  38. Web Crawler Movie Content Database Full User Ratings Matrix User Ratings Matrix (Sparse) Content-based Predictor Collaborative Filtering Active User Ratings Recommendations Content-Boosted Collaborative Filtering EachMovie IMDb

  39. User-ratings Vector Training Examples Content-Based Predictor Pseudo User-ratings Vector User-rated Items Unrated Items Items with Predicted Ratings Content-Boosted CF - I

  40. Content-Boosted CF - II User Ratings Matrix Pseudo User Ratings Matrix Content-Based Predictor • Compute pseudo user ratings matrix • Full matrix – approximates actual full user ratings matrix • Perform CF • Using Pearson corr. between pseudo user-rating vectors

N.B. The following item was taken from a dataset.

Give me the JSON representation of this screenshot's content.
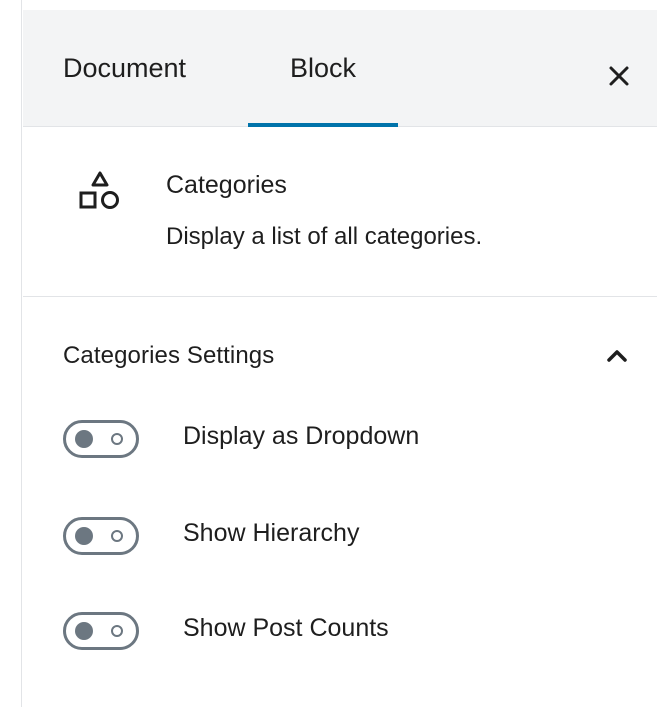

  41. Experimental Method • Used subset of EachMovie (7,893 users; 299,997 ratings) • Test set: 10% of the users selected at random. • Test users that rated at least 40 movies. • Train on the remainder sets. • Hold-out set: 25% items for each test user. • Predict rating of each item in the hold-out set. • Compared CBCF to other prediction approaches: • Pure CF • Pure Content-based • Naïve hybrid (averages CF and content-based predictions)

  42. Metrics • Mean Absolute Error (MAE) • Compares numerical predictions with user ratings • ROC sensitivity [Herlocker 99] • How well predictions help users select high-quality items • Ratings  4 considered “good”; < 4 considered “bad” • Paired t-test for statistical significance

  43. Results - I CBCF is significantly better (4% over CF) at (p < 0.001)

  44. Results - II CBCF outperforms rest (5% improvement over CF)

  45. Active Learning(Sample Section, Learning with Queries) • Used to reduce the number of training examples required. • System requests ratings for specific items from which it would learn the most. • Several existing methods: • Uncertainty sampling • Committee-based sampling

  46. Semi-Supervised Learning(Weakly Supervised, Bootstrapping) • Use wealth of unlabeled examples to aid learning from a small amount of labeled data. • Several recent methods developed: • Semi-supervised EM (Expectation Maximization) • Co-training • Transductive SVM’s

  47. Conclusions • Recommending and personalization are important approaches to combating information over-load. • Machine Learning is an important part of systems for these tasks. • Collaborative filtering has problems. • Content-based methods address these problems (but have problems of their own). • Integrating both is best.